Start of Block

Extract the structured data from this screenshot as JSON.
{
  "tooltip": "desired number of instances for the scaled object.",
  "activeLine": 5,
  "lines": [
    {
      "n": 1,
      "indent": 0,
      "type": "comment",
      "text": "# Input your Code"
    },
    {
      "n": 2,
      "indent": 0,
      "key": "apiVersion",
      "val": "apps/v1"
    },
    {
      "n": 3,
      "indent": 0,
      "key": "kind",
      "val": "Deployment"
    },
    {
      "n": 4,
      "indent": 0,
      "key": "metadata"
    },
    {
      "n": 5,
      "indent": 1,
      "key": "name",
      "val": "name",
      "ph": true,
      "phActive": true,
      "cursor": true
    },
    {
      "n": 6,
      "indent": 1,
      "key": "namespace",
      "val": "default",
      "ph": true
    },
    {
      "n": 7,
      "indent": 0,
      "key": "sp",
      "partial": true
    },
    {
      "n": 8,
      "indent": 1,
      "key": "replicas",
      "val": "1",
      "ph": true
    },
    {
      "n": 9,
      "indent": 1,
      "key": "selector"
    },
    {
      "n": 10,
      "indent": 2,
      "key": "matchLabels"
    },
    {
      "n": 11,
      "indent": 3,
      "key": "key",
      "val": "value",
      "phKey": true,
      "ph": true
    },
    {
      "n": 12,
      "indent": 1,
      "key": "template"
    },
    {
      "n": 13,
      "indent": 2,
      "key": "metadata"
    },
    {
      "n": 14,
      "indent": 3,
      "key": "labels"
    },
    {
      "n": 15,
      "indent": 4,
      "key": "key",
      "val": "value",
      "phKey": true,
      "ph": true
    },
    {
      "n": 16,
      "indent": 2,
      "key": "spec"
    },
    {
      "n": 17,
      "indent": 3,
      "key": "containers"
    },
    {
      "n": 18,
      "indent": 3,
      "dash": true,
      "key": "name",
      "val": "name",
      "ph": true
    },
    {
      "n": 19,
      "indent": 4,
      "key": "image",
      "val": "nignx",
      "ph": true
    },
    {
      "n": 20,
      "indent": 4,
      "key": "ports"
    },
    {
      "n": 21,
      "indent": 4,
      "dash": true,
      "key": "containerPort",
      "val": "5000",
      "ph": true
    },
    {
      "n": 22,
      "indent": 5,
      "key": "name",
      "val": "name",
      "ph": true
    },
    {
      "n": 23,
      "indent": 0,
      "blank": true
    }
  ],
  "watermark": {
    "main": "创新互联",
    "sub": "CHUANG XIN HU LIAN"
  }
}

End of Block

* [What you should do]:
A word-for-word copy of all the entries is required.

* [Solution for this exercise]:
Extract the structured data from this screenshot as JSON.
{
  "tooltip": "desired number of instances for the scaled object.",
  "activeLine": 5,
  "lines": [
    {
      "n": 1,
      "indent": 0,
      "type": "comment",
      "text": "# Input your Code"
    },
    {
      "n": 2,
      "indent": 0,
      "key": "apiVersion",
      "val": "apps/v1"
    },
    {
      "n": 3,
      "indent": 0,
      "key": "kind",
      "val": "Deployment"
    },
    {
      "n": 4,
      "indent": 0,
      "key": "metadata"
    },
    {
      "n": 5,
      "indent": 1,
      "key": "name",
      "val": "name",
      "ph": true,
      "phActive": true,
      "cursor": true
    },
    {
      "n": 6,
      "indent": 1,
      "key": "namespace",
      "val": "default",
      "ph": true
    },
    {
      "n": 7,
      "indent": 0,
      "key": "sp",
      "partial": true
    },
    {
      "n": 8,
      "indent": 1,
      "key": "replicas",
      "val": "1",
      "ph": true
    },
    {
      "n": 9,
      "indent": 1,
      "key": "selector"
    },
    {
      "n": 10,
      "indent": 2,
      "key": "matchLabels"
    },
    {
      "n": 11,
      "indent": 3,
      "key": "key",
      "val": "value",
      "phKey": true,
      "ph": true
    },
    {
      "n": 12,
      "indent": 1,
      "key": "template"
    },
    {
      "n": 13,
      "indent": 2,
      "key": "metadata"
    },
    {
      "n": 14,
      "indent": 3,
      "key": "labels"
    },
    {
      "n": 15,
      "indent": 4,
      "key": "key",
      "val": "value",
      "phKey": true,
      "ph": true
    },
    {
      "n": 16,
      "indent": 2,
      "key": "spec"
    },
    {
      "n": 17,
      "indent": 3,
      "key": "containers"
    },
    {
      "n": 18,
      "indent": 3,
      "dash": true,
      "key": "name",
      "val": "name",
      "ph": true
    },
    {
      "n": 19,
      "indent": 4,
      "key": "image",
      "val": "nignx",
      "ph": true
    },
    {
      "n": 20,
      "indent": 4,
      "key": "ports"
    },
    {
      "n": 21,
      "indent": 4,
      "dash": true,
      "key": "containerPort",
      "val": "5000",
      "ph": true
    },
    {
      "n": 22,
      "indent": 5,
      "key": "name",
      "val": "name",
      "ph": true
    },
    {
      "n": 23,
      "indent": 0,
      "blank": true
    }
  ],
  "watermark": {
    "main": "创新互联",
    "sub": "CHUANG XIN HU LIAN"
  }
}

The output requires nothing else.